--- INFORMATION SHOWN Enclosed Below ---

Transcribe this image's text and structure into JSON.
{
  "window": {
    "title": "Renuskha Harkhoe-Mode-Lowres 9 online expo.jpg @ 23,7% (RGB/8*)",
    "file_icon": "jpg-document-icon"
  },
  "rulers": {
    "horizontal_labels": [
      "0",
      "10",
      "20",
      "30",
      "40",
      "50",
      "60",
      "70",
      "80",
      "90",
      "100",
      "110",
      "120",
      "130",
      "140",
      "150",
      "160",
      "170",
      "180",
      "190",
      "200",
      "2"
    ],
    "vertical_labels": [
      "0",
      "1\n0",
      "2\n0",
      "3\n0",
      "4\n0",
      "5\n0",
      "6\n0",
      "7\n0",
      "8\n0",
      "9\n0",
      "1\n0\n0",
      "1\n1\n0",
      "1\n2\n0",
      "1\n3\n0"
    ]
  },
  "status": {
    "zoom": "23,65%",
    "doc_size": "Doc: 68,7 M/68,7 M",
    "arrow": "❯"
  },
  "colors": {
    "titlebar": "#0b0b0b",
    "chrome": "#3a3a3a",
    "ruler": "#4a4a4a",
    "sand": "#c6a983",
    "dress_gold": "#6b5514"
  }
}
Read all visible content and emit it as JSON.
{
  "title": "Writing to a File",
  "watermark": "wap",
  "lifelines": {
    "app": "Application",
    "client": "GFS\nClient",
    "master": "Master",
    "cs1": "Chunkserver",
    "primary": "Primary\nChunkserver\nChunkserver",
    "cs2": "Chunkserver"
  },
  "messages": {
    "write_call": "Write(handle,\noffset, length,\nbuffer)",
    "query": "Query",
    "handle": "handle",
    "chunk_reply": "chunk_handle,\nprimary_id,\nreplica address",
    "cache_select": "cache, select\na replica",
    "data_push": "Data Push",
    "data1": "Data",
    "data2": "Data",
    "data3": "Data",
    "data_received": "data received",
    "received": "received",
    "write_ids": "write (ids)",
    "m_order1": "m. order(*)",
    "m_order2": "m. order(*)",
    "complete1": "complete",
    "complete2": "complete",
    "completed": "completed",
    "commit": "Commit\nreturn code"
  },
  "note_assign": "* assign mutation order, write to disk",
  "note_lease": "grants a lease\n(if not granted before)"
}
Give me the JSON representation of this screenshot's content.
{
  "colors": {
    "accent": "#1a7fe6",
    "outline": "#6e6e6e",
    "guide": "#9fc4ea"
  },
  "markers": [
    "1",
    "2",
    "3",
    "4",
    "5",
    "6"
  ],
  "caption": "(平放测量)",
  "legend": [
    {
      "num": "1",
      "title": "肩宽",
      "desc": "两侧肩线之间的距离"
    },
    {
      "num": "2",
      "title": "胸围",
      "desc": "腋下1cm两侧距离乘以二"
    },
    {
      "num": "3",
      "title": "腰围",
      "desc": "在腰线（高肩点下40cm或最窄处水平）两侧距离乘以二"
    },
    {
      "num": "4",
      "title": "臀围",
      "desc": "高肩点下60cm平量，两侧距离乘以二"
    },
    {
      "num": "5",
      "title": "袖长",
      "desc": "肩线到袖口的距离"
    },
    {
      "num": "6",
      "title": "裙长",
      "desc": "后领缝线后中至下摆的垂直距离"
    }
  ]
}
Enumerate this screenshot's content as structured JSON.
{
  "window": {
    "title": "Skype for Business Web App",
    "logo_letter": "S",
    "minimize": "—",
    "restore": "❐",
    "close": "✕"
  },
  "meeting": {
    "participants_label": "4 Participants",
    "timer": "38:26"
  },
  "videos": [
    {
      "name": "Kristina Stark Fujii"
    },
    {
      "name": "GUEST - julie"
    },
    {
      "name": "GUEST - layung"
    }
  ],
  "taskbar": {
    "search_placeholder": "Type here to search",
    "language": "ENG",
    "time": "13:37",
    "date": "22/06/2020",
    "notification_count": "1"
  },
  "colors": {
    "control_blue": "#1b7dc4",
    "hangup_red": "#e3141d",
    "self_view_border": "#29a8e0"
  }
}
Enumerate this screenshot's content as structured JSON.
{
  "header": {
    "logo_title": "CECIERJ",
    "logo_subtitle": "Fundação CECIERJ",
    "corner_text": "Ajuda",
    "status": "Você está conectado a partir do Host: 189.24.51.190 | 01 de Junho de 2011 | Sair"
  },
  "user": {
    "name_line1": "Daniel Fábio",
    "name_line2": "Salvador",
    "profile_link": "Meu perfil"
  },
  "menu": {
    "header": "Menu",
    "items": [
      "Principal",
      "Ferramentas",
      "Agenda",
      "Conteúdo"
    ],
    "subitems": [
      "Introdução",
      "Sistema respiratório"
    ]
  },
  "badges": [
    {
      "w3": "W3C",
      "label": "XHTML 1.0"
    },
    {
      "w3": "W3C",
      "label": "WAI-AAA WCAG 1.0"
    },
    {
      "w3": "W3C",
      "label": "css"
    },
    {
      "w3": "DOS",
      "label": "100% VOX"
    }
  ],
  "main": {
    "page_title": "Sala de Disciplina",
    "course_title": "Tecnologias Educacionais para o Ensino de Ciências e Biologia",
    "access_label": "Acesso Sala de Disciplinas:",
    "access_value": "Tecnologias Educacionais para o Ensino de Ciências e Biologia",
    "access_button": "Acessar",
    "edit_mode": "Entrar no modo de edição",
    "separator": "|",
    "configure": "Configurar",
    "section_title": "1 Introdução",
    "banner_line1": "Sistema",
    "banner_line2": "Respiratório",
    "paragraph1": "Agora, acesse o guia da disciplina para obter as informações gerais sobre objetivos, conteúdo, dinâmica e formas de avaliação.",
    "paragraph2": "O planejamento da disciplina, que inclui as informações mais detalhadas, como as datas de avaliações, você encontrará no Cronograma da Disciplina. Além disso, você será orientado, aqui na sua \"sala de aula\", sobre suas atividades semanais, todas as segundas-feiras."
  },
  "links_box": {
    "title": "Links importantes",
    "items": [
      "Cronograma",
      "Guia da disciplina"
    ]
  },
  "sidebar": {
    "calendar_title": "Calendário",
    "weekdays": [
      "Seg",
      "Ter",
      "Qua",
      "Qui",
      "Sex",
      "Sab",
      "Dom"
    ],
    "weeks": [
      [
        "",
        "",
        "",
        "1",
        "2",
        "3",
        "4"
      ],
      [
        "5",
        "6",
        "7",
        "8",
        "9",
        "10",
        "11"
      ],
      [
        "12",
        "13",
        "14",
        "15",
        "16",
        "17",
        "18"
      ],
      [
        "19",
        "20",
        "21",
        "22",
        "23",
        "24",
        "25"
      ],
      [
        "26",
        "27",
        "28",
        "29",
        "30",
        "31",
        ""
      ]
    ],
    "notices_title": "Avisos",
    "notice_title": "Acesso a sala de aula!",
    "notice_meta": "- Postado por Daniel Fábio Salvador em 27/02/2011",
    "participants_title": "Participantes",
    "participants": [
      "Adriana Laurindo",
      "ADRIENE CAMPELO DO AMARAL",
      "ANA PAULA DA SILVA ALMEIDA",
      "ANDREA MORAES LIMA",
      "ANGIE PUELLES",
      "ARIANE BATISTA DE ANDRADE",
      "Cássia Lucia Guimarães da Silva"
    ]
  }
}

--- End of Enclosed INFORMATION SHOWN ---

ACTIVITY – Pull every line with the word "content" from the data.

RESULT OF THIS EXERCISE –
Read all visible content and emit it as JSON.
Give me the JSON representation of this screenshot's content.
Enumerate this screenshot's content as structured JSON.
Enumerate this screenshot's content as structured JSON.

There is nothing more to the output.